__The problem__. Your answer needs to include each line of the records in which the string "Mixed" can be found.

** Opening Provided records block **

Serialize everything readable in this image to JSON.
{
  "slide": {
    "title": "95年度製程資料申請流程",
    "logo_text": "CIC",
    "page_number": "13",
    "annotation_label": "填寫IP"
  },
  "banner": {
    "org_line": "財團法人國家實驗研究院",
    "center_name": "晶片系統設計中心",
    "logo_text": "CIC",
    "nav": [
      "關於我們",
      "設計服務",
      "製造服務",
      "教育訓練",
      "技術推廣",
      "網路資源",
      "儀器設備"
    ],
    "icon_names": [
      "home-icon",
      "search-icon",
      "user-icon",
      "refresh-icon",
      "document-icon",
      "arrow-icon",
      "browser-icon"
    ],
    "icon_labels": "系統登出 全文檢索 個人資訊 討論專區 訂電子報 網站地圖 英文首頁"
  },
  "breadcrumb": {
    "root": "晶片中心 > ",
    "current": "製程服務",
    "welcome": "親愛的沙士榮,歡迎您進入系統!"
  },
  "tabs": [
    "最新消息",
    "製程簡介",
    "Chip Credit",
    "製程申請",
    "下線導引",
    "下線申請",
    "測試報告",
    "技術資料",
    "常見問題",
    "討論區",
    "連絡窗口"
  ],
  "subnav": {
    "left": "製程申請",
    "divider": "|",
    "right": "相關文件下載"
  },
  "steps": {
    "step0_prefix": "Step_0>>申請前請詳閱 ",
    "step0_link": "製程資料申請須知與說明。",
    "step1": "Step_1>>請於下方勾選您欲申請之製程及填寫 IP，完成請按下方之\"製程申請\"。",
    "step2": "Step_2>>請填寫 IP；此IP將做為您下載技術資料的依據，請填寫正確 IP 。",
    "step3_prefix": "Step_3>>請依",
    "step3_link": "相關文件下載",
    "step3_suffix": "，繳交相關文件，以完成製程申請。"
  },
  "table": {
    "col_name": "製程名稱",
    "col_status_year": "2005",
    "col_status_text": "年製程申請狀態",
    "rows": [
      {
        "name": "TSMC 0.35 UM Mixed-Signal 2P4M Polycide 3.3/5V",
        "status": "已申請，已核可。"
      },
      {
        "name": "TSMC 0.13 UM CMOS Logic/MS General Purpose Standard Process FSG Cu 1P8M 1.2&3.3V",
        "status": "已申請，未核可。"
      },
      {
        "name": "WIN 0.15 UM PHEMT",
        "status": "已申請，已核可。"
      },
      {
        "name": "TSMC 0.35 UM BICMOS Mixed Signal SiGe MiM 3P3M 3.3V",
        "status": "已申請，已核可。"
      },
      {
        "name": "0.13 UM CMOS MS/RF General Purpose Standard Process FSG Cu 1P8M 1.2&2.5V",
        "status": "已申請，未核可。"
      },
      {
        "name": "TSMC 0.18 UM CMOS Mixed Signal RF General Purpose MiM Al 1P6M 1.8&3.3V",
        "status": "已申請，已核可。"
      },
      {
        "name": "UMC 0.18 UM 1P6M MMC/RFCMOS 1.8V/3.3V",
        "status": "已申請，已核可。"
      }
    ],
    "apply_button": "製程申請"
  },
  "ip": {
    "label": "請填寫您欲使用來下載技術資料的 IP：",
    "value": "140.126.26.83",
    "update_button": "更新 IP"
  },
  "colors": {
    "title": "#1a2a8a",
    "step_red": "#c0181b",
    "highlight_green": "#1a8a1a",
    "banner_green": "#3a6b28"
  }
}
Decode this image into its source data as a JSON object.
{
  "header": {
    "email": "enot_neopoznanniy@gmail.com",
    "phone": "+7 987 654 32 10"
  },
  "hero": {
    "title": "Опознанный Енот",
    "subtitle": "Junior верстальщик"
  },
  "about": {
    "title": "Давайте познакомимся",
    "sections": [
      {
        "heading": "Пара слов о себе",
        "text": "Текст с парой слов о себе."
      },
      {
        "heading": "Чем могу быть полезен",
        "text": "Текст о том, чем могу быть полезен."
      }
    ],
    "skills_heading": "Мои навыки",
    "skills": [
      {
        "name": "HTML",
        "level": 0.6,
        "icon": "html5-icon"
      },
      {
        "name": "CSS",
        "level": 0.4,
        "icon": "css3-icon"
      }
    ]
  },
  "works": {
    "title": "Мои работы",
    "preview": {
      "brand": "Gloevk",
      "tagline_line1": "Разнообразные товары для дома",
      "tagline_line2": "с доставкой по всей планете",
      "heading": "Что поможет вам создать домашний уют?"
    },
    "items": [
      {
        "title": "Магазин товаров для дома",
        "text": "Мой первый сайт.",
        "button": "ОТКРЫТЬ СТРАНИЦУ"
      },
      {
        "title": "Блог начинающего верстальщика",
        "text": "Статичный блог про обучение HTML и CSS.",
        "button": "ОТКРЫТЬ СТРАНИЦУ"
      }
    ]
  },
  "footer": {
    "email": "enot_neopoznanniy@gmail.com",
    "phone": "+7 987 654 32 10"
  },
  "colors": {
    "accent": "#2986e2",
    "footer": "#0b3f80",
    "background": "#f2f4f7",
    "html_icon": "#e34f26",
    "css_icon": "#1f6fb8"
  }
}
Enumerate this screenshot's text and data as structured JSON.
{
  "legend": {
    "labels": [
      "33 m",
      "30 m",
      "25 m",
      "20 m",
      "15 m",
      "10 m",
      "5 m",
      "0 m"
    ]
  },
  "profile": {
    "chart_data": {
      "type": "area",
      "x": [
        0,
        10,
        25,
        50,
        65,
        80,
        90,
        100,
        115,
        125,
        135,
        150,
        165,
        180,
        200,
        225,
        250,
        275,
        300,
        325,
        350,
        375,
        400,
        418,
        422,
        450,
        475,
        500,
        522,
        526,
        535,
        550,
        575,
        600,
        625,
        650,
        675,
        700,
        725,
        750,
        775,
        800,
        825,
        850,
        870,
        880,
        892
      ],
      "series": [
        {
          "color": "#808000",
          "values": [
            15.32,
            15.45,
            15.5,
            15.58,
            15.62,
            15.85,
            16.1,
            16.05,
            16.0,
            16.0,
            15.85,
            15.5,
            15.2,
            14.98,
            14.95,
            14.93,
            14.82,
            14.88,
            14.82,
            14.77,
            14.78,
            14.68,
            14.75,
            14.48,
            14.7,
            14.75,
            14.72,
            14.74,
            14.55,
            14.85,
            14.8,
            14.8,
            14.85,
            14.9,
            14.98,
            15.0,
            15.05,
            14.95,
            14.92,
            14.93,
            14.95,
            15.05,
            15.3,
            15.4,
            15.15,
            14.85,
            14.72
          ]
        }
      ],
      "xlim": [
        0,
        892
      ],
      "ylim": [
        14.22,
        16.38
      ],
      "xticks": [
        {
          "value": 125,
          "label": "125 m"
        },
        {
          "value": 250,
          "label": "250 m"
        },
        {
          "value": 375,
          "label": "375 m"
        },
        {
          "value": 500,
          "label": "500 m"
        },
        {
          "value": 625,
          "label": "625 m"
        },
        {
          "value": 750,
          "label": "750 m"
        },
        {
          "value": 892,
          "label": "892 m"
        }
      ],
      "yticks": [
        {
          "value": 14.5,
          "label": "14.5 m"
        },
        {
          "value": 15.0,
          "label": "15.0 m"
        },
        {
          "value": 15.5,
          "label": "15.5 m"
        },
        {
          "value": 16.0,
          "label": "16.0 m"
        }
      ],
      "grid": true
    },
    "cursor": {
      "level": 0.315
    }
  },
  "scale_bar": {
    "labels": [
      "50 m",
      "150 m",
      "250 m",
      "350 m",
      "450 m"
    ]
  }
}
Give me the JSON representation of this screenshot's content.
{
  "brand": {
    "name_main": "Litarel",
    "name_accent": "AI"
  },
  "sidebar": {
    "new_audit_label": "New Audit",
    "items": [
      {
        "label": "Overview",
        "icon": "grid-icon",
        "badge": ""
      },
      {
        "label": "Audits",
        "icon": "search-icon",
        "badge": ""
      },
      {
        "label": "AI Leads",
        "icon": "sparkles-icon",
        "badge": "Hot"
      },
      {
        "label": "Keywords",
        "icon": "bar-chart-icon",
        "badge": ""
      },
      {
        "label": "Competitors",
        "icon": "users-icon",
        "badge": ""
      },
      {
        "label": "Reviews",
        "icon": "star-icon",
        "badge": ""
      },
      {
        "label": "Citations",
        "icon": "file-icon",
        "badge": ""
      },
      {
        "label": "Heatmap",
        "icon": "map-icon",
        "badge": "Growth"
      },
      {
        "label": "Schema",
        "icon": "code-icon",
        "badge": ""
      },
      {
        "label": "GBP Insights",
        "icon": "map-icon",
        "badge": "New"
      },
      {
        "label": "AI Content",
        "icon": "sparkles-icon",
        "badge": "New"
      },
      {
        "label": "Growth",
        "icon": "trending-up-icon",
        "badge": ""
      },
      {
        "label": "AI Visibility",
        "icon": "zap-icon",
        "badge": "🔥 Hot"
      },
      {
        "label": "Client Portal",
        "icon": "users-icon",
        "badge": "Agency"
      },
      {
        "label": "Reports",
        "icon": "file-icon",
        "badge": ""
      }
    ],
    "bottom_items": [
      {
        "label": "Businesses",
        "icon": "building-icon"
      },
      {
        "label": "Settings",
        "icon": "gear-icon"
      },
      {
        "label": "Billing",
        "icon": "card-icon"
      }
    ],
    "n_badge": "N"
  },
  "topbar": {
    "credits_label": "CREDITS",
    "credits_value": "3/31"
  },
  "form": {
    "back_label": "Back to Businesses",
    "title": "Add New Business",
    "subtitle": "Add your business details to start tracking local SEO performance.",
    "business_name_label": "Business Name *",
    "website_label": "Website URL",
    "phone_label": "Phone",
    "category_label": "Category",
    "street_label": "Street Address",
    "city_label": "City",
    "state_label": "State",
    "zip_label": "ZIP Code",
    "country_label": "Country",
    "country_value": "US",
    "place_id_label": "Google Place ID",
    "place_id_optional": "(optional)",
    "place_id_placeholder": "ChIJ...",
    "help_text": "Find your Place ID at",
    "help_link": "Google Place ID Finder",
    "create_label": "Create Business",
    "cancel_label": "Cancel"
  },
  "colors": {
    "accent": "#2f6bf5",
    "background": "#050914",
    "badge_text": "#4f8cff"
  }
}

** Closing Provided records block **

__Solution__.
        "name": "TSMC 0.35 UM Mixed-Signal 2P4M Polycide 3.3/5V",
        "name": "TSMC 0.35 UM BICMOS Mixed Signal SiGe MiM 3P3M 3.3V",
        "name": "TSMC 0.18 UM CMOS Mixed Signal RF General Purpose MiM Al 1P6M 1.8&3.3V",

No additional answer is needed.